Rendering other file types is still a problem at the time of writing of this article. How I wish the following tags were already existing:

<document src="msword.doc"/> <!—doc files—>
<spreadsheet src="worksheet.xlsx"/> <!—spreadsheets—>
<presentation src="awesome.ppt"/> <!—powerpoint—>
<code src="php.js"/> <!—for rendering source code with highlighting etc.—>

Don’t copy and past those code, those are just my dream. I hope it would be possible to render just about any type of file that makes sense in the browser.

Good news is you can actually store mp3, ogg, mp4, and webm files on the database and render them using either the html5 video or audio tags. But remember that not every browser supports this awesomeness (IE I’m looking at you).

 

Conclusion

That’s it for this tutorial.
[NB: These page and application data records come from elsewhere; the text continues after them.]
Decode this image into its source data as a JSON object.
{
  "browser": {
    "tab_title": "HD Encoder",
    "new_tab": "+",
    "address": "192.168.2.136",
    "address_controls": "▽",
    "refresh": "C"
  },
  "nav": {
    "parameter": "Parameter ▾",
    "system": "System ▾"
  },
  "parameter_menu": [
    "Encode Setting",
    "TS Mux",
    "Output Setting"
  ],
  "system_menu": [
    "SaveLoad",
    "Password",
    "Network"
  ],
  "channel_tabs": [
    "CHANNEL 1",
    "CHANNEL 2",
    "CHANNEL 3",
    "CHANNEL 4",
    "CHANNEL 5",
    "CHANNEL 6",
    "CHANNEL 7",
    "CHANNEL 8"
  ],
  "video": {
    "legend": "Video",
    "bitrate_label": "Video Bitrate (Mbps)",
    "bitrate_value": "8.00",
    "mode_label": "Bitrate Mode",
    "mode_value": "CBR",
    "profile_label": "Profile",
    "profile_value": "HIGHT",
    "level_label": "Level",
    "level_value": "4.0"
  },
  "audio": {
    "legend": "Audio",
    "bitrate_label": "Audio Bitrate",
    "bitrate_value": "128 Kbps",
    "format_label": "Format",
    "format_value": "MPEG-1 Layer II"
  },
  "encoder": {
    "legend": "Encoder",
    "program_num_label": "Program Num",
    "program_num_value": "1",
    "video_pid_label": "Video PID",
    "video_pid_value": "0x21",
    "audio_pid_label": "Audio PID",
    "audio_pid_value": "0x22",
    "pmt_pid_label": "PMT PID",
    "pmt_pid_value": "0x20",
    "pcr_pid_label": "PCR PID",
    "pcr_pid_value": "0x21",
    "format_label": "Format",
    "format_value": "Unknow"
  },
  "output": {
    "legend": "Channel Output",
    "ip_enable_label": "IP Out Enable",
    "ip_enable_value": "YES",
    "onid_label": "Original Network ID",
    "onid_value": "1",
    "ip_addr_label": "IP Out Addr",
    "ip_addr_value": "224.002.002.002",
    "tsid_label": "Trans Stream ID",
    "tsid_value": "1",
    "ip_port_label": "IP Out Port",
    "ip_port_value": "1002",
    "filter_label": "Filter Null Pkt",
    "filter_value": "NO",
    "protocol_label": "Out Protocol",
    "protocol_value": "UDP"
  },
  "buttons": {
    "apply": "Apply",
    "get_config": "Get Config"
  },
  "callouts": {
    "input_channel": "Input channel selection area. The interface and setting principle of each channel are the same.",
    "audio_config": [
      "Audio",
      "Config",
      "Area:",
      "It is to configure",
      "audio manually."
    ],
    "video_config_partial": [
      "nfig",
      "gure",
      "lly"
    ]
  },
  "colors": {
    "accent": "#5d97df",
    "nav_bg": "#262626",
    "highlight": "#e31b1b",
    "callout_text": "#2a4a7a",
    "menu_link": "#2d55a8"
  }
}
Rendering image files that are stored in the database is actually easy, but other file types are not.